There were twelve Carthusian monasteries (called Charterhouses, an anglicised version of Chartreuse the mother house in France) in the British Isles before the Reformation, the first at Witham, dating from 1181. Saint Hugh of Lincoln was its first prior.
These houses were destroyed and the communities disbanded, some monks being martyred, under Henry VIII. The monastery of St. Hughs realised the return of the Order to England in 1873 at the request of the catholic hierarchy. It was built on a large scale in order to accommodate two communities which were expelled from the continent.
The buildings reproduce the invariable shape of a Charterhouse. It is built to visibly express and practically favour the living of a spiritual ideal, the radical following of Christ. Solitude is assured by the individual hermitages and the surrounding enclosure walls; community life, through the linking of the hermitages to the church and other conventual buildings by the cloister. The soaring tower surmounted by a cross proclaims the upward elevation of the ensemble through Jesus Christ towards God.
Stands the Cross, still point of the turning world. (Carthusian motto)

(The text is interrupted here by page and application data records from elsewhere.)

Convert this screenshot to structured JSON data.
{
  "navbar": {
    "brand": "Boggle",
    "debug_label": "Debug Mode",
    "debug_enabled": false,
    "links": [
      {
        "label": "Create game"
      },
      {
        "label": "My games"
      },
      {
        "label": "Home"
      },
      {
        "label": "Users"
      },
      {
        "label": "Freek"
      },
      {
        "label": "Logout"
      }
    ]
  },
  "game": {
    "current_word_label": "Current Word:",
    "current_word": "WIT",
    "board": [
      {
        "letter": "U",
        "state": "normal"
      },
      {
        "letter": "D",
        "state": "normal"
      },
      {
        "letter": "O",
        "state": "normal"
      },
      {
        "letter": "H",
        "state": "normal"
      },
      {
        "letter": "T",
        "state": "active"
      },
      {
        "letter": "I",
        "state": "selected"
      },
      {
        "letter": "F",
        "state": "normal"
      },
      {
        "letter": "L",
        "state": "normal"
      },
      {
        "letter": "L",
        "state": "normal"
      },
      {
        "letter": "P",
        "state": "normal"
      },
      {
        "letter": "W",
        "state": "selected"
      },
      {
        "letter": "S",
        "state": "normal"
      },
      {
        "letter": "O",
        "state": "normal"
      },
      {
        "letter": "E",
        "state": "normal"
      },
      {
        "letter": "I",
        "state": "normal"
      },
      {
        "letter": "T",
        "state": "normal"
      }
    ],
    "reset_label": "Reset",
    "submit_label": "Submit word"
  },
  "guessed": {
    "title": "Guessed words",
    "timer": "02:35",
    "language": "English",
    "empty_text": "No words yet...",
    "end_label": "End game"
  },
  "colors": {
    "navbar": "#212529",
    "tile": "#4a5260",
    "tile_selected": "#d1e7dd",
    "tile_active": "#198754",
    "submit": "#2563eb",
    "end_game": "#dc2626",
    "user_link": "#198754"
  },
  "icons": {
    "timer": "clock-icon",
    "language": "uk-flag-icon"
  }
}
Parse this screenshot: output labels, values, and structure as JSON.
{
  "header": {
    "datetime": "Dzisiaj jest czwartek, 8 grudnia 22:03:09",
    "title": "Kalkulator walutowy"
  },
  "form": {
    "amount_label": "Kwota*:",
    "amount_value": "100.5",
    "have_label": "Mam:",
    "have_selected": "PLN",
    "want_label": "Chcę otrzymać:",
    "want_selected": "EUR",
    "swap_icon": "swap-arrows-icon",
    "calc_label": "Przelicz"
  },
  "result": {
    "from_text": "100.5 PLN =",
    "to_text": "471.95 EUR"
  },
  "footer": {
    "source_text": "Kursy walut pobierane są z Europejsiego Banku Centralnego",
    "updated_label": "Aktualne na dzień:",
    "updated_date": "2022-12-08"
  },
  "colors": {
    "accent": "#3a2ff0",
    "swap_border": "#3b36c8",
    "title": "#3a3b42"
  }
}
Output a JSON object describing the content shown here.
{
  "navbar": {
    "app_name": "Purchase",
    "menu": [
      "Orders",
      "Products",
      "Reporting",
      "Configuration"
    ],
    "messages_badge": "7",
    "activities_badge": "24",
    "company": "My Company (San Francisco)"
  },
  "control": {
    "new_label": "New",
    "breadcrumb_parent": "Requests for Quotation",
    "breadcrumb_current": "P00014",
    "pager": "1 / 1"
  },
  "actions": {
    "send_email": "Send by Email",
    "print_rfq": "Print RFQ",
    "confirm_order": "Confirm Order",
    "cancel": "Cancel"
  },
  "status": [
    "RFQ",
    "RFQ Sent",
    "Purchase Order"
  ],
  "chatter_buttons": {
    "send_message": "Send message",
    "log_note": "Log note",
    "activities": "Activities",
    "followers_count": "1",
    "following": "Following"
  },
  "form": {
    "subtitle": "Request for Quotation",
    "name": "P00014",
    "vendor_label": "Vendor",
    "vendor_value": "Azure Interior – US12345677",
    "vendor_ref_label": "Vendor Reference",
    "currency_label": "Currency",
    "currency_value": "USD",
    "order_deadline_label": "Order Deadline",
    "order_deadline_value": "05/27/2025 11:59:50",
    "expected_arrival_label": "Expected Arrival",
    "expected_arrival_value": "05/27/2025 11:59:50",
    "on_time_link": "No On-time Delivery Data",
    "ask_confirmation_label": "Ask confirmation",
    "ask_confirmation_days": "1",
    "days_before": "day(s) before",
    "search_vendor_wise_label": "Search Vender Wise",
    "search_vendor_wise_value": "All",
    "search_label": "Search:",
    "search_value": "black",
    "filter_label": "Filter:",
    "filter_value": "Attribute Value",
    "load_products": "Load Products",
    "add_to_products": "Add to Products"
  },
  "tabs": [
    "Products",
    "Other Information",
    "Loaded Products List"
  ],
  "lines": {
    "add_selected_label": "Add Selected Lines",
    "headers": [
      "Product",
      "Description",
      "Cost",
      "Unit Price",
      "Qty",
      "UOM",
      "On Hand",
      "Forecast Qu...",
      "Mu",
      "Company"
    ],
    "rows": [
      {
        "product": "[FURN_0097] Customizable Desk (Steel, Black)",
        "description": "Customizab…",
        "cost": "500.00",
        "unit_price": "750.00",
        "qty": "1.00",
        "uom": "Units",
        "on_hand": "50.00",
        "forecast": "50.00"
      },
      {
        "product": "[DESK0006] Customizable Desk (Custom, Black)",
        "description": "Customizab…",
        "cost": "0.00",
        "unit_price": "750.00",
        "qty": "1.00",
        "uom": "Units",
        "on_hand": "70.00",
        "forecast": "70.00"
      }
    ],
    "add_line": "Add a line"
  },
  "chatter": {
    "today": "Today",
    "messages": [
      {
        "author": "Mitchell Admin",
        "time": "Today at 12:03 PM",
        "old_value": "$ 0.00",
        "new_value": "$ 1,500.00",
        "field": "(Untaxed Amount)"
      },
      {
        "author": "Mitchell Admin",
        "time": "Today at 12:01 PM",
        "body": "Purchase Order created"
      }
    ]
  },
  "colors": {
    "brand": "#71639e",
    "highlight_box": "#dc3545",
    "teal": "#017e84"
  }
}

The community is composed of cloister monks who live a greater solitude and Brothers (converse and donates) who have the same contemplative ideal, while assuming the material tasks of the House. All share in the same liturgical prayer and the solitude of the monastery.